The Lifeforce Marine AED is the easiest to use defibrillator on the market and is the only defibrillator tested and Type Approved for use in the hostile marine environment.

Tuesday, 8 November 2011

MOL commits to Martek BNWAS

Mitsui OSK Line has made a firm commitment to install Bridge Navigational Watch and Alarm Systems (BNWAS) on board its ships ahead of regulatory requirements.

MOL to install Martek Marine's Navgard BNWAS
The company has taken the opportunity of the drydocking of 17 of its vessels so far this year to install the Martek Marine Navgard BNWAS

MOL said it was likely that all of its existing vessels would be fitted with BNWAS before the end of 2011.

Under the terms of the revised SOLAS regulations new passenger vessels and cargo ships greater than 150gt have had to implement BNWAS since July 2011. However, existing passenger ships and cargo vessels greater than 3,000gt can wait until July 2012 before BNWAS becomes mandatory, while existing cargo ships of between 500gt and 3,000gt can wait until July 2013, and those between 150 and 500gt until July 2014.

Alan Stewart, MOL Tankship Management (Europe) Ltd Deputy General Manager explained that the carrier had already witnessed an increasing frequency of comments by SIRE inspectors regarding whether or not a BNWAS was fitted.
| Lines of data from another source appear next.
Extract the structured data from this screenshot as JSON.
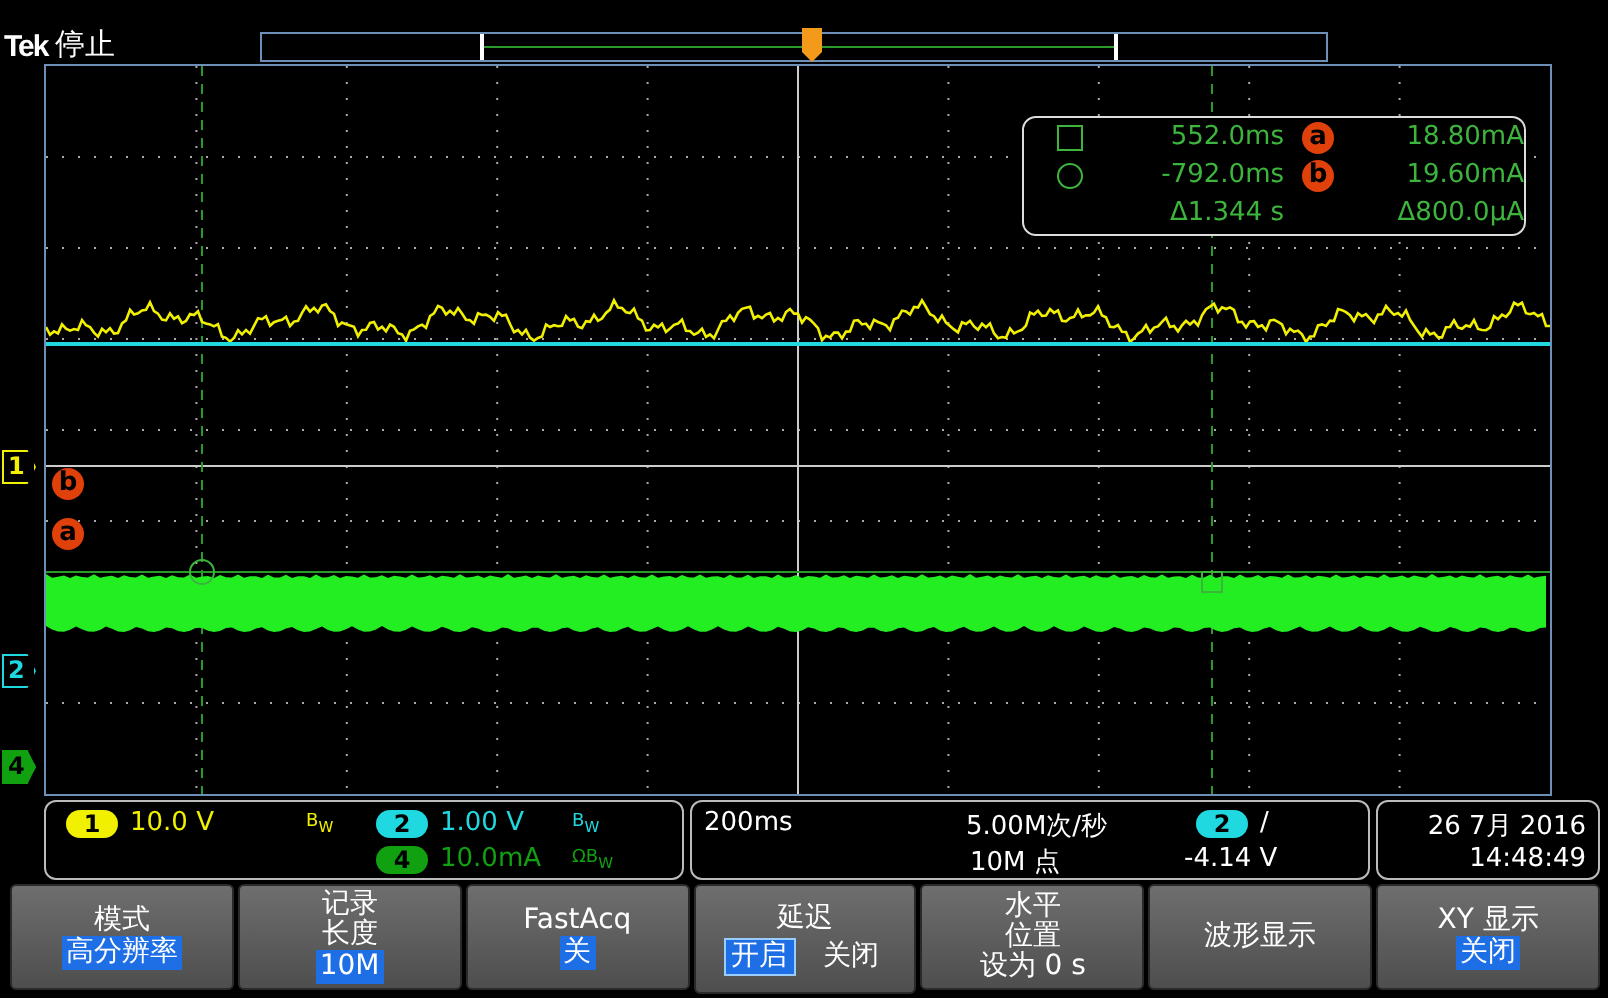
{
  "header": {
    "brand": "Tek",
    "status": "停止"
  },
  "cursor_readout": {
    "rows": [
      {
        "kind": "square",
        "time": "552.0ms",
        "label": "a",
        "value": "18.80mA"
      },
      {
        "kind": "circle",
        "time": "-792.0ms",
        "label": "b",
        "value": "19.60mA"
      }
    ],
    "delta_time": "Δ1.344 s",
    "delta_value": "Δ800.0µA"
  },
  "channel_markers": [
    {
      "label": "1",
      "color": "#f0f000"
    },
    {
      "label": "2",
      "color": "#20d8e0"
    },
    {
      "label": "4",
      "color": "#10a010"
    }
  ],
  "cursor_markers": [
    {
      "label": "b"
    },
    {
      "label": "a"
    }
  ],
  "channels": [
    {
      "badge": "1",
      "color": "#f0f000",
      "scale": "10.0 V",
      "bw": "B$_{W}$"
    },
    {
      "badge": "2",
      "color": "#20d8e0",
      "scale": "1.00 V",
      "bw": "B$_{W}$"
    },
    {
      "badge": "4",
      "color": "#10a010",
      "scale": "10.0mA",
      "bw": "ΩB$_{W}$"
    }
  ],
  "horizontal": {
    "scale": "200ms",
    "sample_rate": "5.00M次/秒",
    "record": "10M 点",
    "trigger_source": "2",
    "trigger_slope": "/",
    "trigger_level": "-4.14 V"
  },
  "datetime": {
    "date": "26 7月 2016",
    "time": "14:48:49"
  },
  "menu": [
    {
      "kind": "value",
      "label": "模式",
      "value": "高分辨率"
    },
    {
      "kind": "value",
      "label": [
        "记录",
        "长度"
      ],
      "value": "10M"
    },
    {
      "kind": "value",
      "label": "FastAcq",
      "value": "关"
    },
    {
      "kind": "toggle",
      "label": "延迟",
      "options": [
        {
          "label": "开启",
          "selected": true
        },
        {
          "label": "关闭",
          "selected": false
        }
      ]
    },
    {
      "kind": "plain",
      "label": [
        "水平",
        "位置"
      ],
      "value": "设为 0 s"
    },
    {
      "kind": "action",
      "label": "波形显示"
    },
    {
      "kind": "value",
      "label": "XY 显示",
      "value": "关闭"
    }
  ]
}
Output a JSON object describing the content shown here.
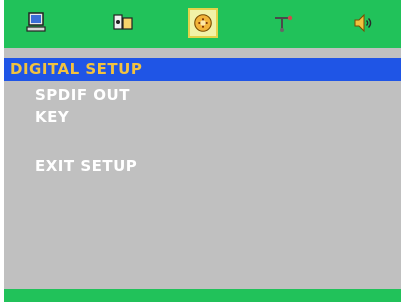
{
  "tabs": [
    {
      "icon": "computer-monitor-icon"
    },
    {
      "icon": "audio-video-icon"
    },
    {
      "icon": "digital-setup-icon",
      "active": true
    },
    {
      "icon": "speaker-setup-icon"
    },
    {
      "icon": "speaker-volume-icon"
    }
  ],
  "section_title": "DIGITAL SETUP",
  "menu": {
    "items": [
      "SPDIF OUT",
      "KEY"
    ],
    "exit": "EXIT SETUP"
  },
  "colors": {
    "bar_green": "#21c25a",
    "title_blue": "#1f55e6",
    "title_text": "#f2c23f",
    "panel_gray": "#c0c0c0"
  }
}
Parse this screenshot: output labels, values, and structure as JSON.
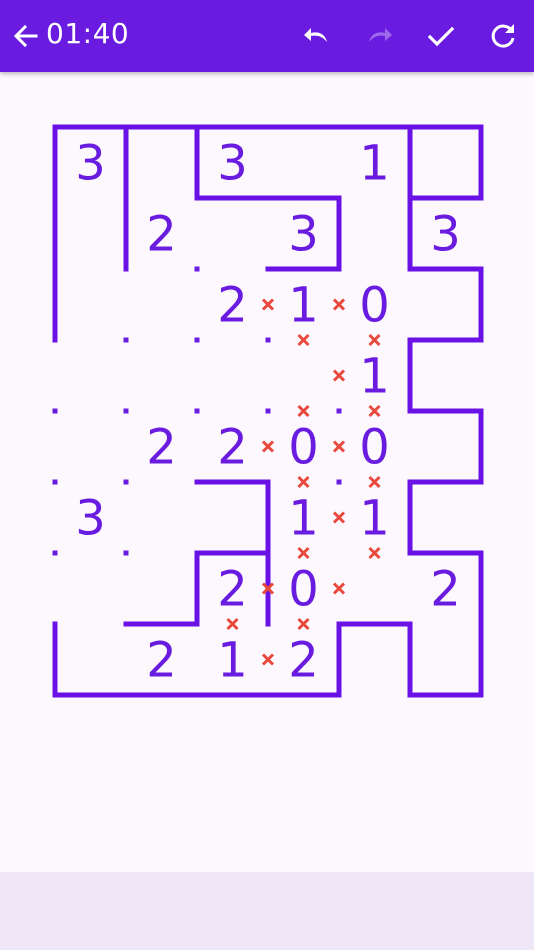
{
  "toolbar": {
    "back_icon": "arrow-left-icon",
    "timer": "01:40",
    "undo_icon": "undo-icon",
    "redo_icon": "redo-icon",
    "check_icon": "check-icon",
    "restart_icon": "refresh-icon"
  },
  "colors": {
    "accent": "#6a1be0",
    "wall": "#6a12e6",
    "clue": "#6a1be0",
    "cross": "#e8493b",
    "dot": "#6a1be0",
    "background": "#fcf8fe",
    "bottom_bar": "#efe6f8"
  },
  "puzzle": {
    "cols": 6,
    "rows": 8,
    "clues": [
      {
        "r": 0,
        "c": 0,
        "v": "3"
      },
      {
        "r": 0,
        "c": 2,
        "v": "3"
      },
      {
        "r": 0,
        "c": 4,
        "v": "1"
      },
      {
        "r": 1,
        "c": 1,
        "v": "2"
      },
      {
        "r": 1,
        "c": 3,
        "v": "3"
      },
      {
        "r": 1,
        "c": 5,
        "v": "3"
      },
      {
        "r": 2,
        "c": 2,
        "v": "2"
      },
      {
        "r": 2,
        "c": 3,
        "v": "1"
      },
      {
        "r": 2,
        "c": 4,
        "v": "0"
      },
      {
        "r": 3,
        "c": 4,
        "v": "1"
      },
      {
        "r": 4,
        "c": 1,
        "v": "2"
      },
      {
        "r": 4,
        "c": 2,
        "v": "2"
      },
      {
        "r": 4,
        "c": 3,
        "v": "0"
      },
      {
        "r": 4,
        "c": 4,
        "v": "0"
      },
      {
        "r": 5,
        "c": 0,
        "v": "3"
      },
      {
        "r": 5,
        "c": 3,
        "v": "1"
      },
      {
        "r": 5,
        "c": 4,
        "v": "1"
      },
      {
        "r": 6,
        "c": 2,
        "v": "2"
      },
      {
        "r": 6,
        "c": 3,
        "v": "0"
      },
      {
        "r": 6,
        "c": 5,
        "v": "2"
      },
      {
        "r": 7,
        "c": 1,
        "v": "2"
      },
      {
        "r": 7,
        "c": 2,
        "v": "1"
      },
      {
        "r": 7,
        "c": 3,
        "v": "2"
      }
    ],
    "h_walls": [
      [
        0,
        0
      ],
      [
        1,
        0
      ],
      [
        2,
        0
      ],
      [
        3,
        0
      ],
      [
        4,
        0
      ],
      [
        5,
        0
      ],
      [
        2,
        1
      ],
      [
        3,
        1
      ],
      [
        5,
        1
      ],
      [
        3,
        2
      ],
      [
        5,
        2
      ],
      [
        5,
        3
      ],
      [
        5,
        4
      ],
      [
        2,
        5
      ],
      [
        5,
        5
      ],
      [
        2,
        6
      ],
      [
        5,
        6
      ],
      [
        1,
        7
      ],
      [
        4,
        7
      ],
      [
        0,
        8
      ],
      [
        1,
        8
      ],
      [
        2,
        8
      ],
      [
        3,
        8
      ],
      [
        5,
        8
      ]
    ],
    "v_walls": [
      [
        0,
        0
      ],
      [
        1,
        0
      ],
      [
        2,
        0
      ],
      [
        5,
        0
      ],
      [
        6,
        0
      ],
      [
        0,
        1
      ],
      [
        1,
        1
      ],
      [
        4,
        1
      ],
      [
        5,
        1
      ],
      [
        0,
        2
      ],
      [
        6,
        2
      ],
      [
        5,
        3
      ],
      [
        6,
        4
      ],
      [
        3,
        5
      ],
      [
        5,
        5
      ],
      [
        2,
        6
      ],
      [
        3,
        6
      ],
      [
        6,
        6
      ],
      [
        0,
        7
      ],
      [
        4,
        7
      ],
      [
        5,
        7
      ],
      [
        6,
        7
      ]
    ],
    "h_crosses": [
      [
        3,
        3
      ],
      [
        4,
        3
      ],
      [
        3,
        4
      ],
      [
        4,
        4
      ],
      [
        3,
        5
      ],
      [
        4,
        5
      ],
      [
        3,
        6
      ],
      [
        4,
        6
      ],
      [
        2,
        7
      ],
      [
        3,
        7
      ]
    ],
    "v_crosses": [
      [
        3,
        2
      ],
      [
        4,
        2
      ],
      [
        4,
        3
      ],
      [
        3,
        4
      ],
      [
        4,
        4
      ],
      [
        4,
        5
      ],
      [
        3,
        6
      ],
      [
        4,
        6
      ],
      [
        3,
        7
      ]
    ],
    "dots": [
      [
        2,
        2
      ],
      [
        1,
        3
      ],
      [
        2,
        3
      ],
      [
        3,
        3
      ],
      [
        0,
        4
      ],
      [
        1,
        4
      ],
      [
        2,
        4
      ],
      [
        3,
        4
      ],
      [
        4,
        4
      ],
      [
        0,
        5
      ],
      [
        1,
        5
      ],
      [
        0,
        6
      ],
      [
        1,
        6
      ],
      [
        3,
        7
      ],
      [
        4,
        5
      ]
    ]
  }
}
He said that MOL had decided on a course of “being proactive and not waiting until the last minute, as is usual in the marine industry”. 

Navgard BNWAS
Martek’s Navgard system was able to demonstrate that it had all necessary approvals, Mr Stewart said, while the company had been able “to solve any challenges that arose”.

The latest deal follows hard on the heels of a contract through which Martek is supplying its Navgard BNWAS to Seacom Electronics, the UK subsidiary of global ship management services giant V.Ships.

A number of serious maritime accidents continue to be attributed to issues relating to tiredness, and to the situational awareness of officers on the bridge, leading to widespread calls for owners and operators to act well before they must install BNWAS.

The International Chamber of Shipping has carried out a detailed investigation into accident reports in the Malacca Straits which are transited by more than 70,000 vessels each year. It identified ‘loss of situational awareness’ as one of the most significant factors that need to be addressed as a cause of accidents. Of the incidents examined, 68% resulted in collisions and all could have potentially caused harm or pollution incidents.  

BIMCO has issued advice to its members urging them to consider fitting systems at drydockings before the mandatory implementation date, and not to wait until annual surveys within the compliance window.

A BNWAS monitors bridge activity and detects any operator disability that could lead to shipping accidents. Under revisions to SOLAS, the regulations specify that the system has to be reset either manually or automatically through motion sensor devices at intervals of between three and 12 minutes.

Paul Luen, Martek Chief Executive, said: “There have been a number of incidents recently which show a lot can happen in three minutes, let alone 12 minutes, and so it is vital these systems are installed on vessels as soon as possible. Owners delaying implementation until the last minute are risking the lives of their crew and the safety of their vessels. Where is the sense in that?”

The Navgard system comprises either a bulkhead-mounted or console-mounted control panel with an onboard Passive Infra-Red (PIR) movement detector that offers a 10m range. The system is highly modular, enabling it to accommodate any bridge size and layout. Navgard is the world’s first BNWAS system fully type approved by all major classification societies. 

Mr Luen says: “The vessel’s next dry docking is an ideal time to install BNWAS. But, such is the ease of installation of Navgard that the work could be done while alongside or during passage.”

Find out more Navgard - the World's No.1 BNWAS - and its benefits to you.